\x0a\x0d17 players on.\x0a\x0dSystem started 4 days and 2 hours ago.\x0a\x0dGetting site info...\x0a\x0d\x0a\x0d-------------------------------------------------------------------------------\x0a\x0d Thanks to:          Michael Seifert, Hans Henrik Strfeldt, Tom Madsen,\x0a\x0d                 Katja Nyboe, Alan Button, Eric Litman, and Peter Bartlett\x0a\x0d       For many ideas and starting us down this twisting road of imagination.\x0a\x0d-------------------------------------------------------------------------------\x0a\x0d                                        \x0a\x0d _____ _            _____                   _   _       _____    _            \x0a\x0d|_   _| |__   ___  |  ___|__  _ __ ___  ___| |_( )___  | ____|__| | __ _  ___ \x0a\x0d  | | | \x27_ \x5c / _ \x5c | |_ / _ \x5c| \x27__/ _ \x5c/ __| __|// __| |  _| / _` |/ _` |/ _ \x5c\x0a\x0d  | | | | | |  __/ |  _| (_) | | |  __/\x5c__ \x5c |_  \x5c__ \x5c | |__| (_| | (_| |  __/\x0a\x0d  |_| |_| |_|\x5c___| |_|  \x5c___/|_|  \x5c___||___/\x5c__| |___/ |_____\x5c__,_|\x5c__, |\x5c___|\x0a\x0d                                                                   |___/\x0a\x0d\x0a\x0d                     [1] Start a new character\x0a\x0d                     [2] View online players\x0a\x0d                     [3] Recover lost password\x0a\x0d                     [4] Request character list\x0a\x0d                     [5] Help with connection problems\x0a\x0d\x0a\x0d        --* Or enter the name of an already existing character. *--\x0a\x0d\x0a\x0d                   Choice:

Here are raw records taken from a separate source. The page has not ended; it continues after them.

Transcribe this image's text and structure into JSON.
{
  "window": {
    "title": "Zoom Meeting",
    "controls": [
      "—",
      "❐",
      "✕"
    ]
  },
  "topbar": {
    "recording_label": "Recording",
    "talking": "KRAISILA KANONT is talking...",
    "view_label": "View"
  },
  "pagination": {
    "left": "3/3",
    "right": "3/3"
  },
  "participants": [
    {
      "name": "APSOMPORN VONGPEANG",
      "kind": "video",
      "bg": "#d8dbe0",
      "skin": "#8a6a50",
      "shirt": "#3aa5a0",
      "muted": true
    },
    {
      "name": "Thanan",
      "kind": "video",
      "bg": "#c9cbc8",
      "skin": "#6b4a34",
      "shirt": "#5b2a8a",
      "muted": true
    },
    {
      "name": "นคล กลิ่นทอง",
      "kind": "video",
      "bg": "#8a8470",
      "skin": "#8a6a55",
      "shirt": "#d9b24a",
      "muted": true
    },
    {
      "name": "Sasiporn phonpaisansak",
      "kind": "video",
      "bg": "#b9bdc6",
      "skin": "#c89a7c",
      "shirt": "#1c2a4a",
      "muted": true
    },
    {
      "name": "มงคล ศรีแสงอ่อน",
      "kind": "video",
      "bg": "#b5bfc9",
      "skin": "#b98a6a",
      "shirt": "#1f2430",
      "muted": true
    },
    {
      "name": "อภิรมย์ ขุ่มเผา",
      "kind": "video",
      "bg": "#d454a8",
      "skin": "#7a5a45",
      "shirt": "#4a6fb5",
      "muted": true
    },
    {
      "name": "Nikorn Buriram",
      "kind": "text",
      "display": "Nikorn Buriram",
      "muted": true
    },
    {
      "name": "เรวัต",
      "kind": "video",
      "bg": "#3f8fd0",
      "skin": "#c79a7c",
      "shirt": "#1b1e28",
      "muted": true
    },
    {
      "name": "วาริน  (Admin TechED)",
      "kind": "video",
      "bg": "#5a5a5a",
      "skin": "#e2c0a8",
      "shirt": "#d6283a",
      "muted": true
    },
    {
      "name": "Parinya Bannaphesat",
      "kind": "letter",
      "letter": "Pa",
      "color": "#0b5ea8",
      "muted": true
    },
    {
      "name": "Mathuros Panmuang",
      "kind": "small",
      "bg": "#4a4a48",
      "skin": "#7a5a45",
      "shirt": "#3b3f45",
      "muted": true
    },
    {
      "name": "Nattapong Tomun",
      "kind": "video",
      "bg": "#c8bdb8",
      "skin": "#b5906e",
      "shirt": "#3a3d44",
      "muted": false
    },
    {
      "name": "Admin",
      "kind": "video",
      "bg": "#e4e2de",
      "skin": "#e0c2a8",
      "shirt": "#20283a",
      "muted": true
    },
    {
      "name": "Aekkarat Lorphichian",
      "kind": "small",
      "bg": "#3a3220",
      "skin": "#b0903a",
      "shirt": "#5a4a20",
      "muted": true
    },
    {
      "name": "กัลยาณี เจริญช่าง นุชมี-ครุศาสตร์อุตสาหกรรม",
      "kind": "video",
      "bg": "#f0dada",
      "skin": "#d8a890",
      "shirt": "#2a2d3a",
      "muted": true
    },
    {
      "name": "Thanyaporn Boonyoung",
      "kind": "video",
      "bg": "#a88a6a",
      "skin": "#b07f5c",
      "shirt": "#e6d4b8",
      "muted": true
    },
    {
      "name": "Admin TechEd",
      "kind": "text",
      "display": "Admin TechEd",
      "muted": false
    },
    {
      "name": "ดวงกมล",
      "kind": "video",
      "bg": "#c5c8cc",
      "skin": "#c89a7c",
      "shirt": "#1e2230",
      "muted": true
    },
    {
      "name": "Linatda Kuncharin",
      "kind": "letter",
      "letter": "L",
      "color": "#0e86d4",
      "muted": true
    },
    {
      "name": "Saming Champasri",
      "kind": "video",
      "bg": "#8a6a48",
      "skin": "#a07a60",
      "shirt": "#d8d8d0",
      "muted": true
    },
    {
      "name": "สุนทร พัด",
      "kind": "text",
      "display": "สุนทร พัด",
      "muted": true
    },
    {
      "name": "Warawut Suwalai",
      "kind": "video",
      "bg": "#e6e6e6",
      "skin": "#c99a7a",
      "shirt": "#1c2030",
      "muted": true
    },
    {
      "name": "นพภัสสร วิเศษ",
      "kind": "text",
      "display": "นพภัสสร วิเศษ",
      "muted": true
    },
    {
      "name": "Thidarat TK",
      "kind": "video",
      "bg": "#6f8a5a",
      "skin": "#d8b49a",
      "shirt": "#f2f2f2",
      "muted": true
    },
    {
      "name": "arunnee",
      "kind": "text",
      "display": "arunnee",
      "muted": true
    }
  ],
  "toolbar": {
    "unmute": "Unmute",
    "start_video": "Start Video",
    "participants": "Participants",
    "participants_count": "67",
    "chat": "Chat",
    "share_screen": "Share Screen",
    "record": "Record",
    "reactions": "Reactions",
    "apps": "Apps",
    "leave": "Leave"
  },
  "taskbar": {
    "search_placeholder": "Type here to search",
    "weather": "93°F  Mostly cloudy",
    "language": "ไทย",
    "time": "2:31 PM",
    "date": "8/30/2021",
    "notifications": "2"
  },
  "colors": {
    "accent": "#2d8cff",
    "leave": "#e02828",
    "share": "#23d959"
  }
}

I also happened to see a lot of non-telnet services responding on port 23. Most of them are probably the result of misconfigurations or an attempt at really bad obscurity.

  • 16,674 banners appeared to be HTTP responses
  • 8,118 banners appeared to be SSH
  • 2,112 banners appeared to be FTP servers (Microsoft FTP Service,FileZilla, etc)
  • 40 banners appeared to be VNC servers

Final Words

It’s 2017 and we still have millions,maybe tens of millions of devices on the internet with default credentials listening on inherently insecure services. Millions of devices where credentials are being passed around in clear-text. Devices that probably have no reason to be on the internet at all like projectors and printers. It’s not a problem that will go away any time soon unfortunately and I don’t know that there is a clear solution for it either.

Network operators and administrators need to work harder to keep their infrastructures secure – there’s a lot of enterprise level equipment out there just waiting to be owned.

Firmware manufacturers also need to start shipping their devices with more secure, default configurations.

Is this all wishful thinking? I hope not…